* **Prompt**
Repeat the records below exactly, leaving out every picture.

* **Data for the task**
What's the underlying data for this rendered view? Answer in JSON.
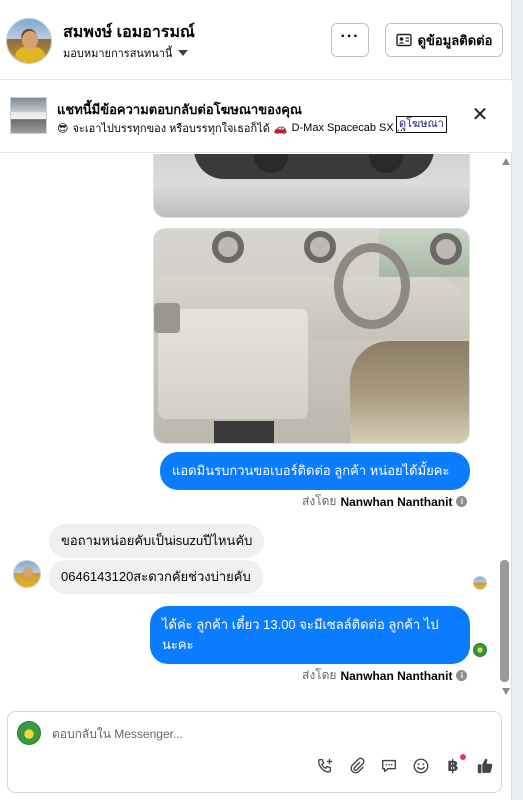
{
  "header": {
    "name": "สมพงษ์ เอมอารมณ์",
    "assign_label": "มอบหมายการสนทนานี้",
    "more_label": "···",
    "info_button_label": "ดูข้อมูลติดต่อ"
  },
  "banner": {
    "title": "แชทนี้มีข้อความตอบกลับต่อโฆษณาของคุณ",
    "emoji": "😎",
    "subtitle": "จะเอาไปบรรทุกของ หรือบรรทุกใจเธอก็ได้",
    "car_emoji": "🚗",
    "ad_name": "D-Max Spacecab SX ...",
    "link_label": "ดูโฆษณา",
    "close_label": "✕"
  },
  "messages": {
    "out1": "แอดมินรบกวนขอเบอร์ติดต่อ ลูกค้า หน่อยได้มั้ยคะ",
    "sent_by_prefix": "ส่งโดย",
    "sent_by_name": "Nanwhan Nanthanit",
    "in1": "ขอถามหน่อยคับเป็นisuzuปีไหนคับ",
    "in2": "0646143120สะดวกคัยช่วงบ่ายคับ",
    "out2_line1": "ได้ค่ะ ลูกค้า เดี๋ยว 13.00 จะมีเซลล์ติดต่อ ลูกค้า ไป",
    "out2_line2": "นะคะ"
  },
  "composer": {
    "placeholder": "ตอบกลับใน Messenger...",
    "baht_symbol": "฿"
  },
  "colors": {
    "accent": "#0a7cff",
    "incoming_bubble": "#f0f0f0",
    "notification_dot": "#e8375a"
  },
  "icons": [
    "more-dots-icon",
    "contact-card-icon",
    "close-icon",
    "call-add-icon",
    "attach-icon",
    "chat-bubble-icon",
    "emoji-icon",
    "baht-icon",
    "thumbs-up-icon",
    "info-icon"
  ]
}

* **Exercise answer**
What's the underlying data for this rendered view? Answer in JSON.
{
  "header": {
    "name": "สมพงษ์ เอมอารมณ์",
    "assign_label": "มอบหมายการสนทนานี้",
    "more_label": "···",
    "info_button_label": "ดูข้อมูลติดต่อ"
  },
  "banner": {
    "title": "แชทนี้มีข้อความตอบกลับต่อโฆษณาของคุณ",
    "emoji": "😎",
    "subtitle": "จะเอาไปบรรทุกของ หรือบรรทุกใจเธอก็ได้",
    "car_emoji": "🚗",
    "ad_name": "D-Max Spacecab SX ...",
    "link_label": "ดูโฆษณา",
    "close_label": "✕"
  },
  "messages": {
    "out1": "แอดมินรบกวนขอเบอร์ติดต่อ ลูกค้า หน่อยได้มั้ยคะ",
    "sent_by_prefix": "ส่งโดย",
    "sent_by_name": "Nanwhan Nanthanit",
    "in1": "ขอถามหน่อยคับเป็นisuzuปีไหนคับ",
    "in2": "0646143120สะดวกคัยช่วงบ่ายคับ",
    "out2_line1": "ได้ค่ะ ลูกค้า เดี๋ยว 13.00 จะมีเซลล์ติดต่อ ลูกค้า ไป",
    "out2_line2": "นะคะ"
  },
  "composer": {
    "placeholder": "ตอบกลับใน Messenger...",
    "baht_symbol": "฿"
  },
  "colors": {
    "accent": "#0a7cff",
    "incoming_bubble": "#f0f0f0",
    "notification_dot": "#e8375a"
  },
  "icons": [
    "more-dots-icon",
    "contact-card-icon",
    "close-icon",
    "call-add-icon",
    "attach-icon",
    "chat-bubble-icon",
    "emoji-icon",
    "baht-icon",
    "thumbs-up-icon",
    "info-icon"
  ]
}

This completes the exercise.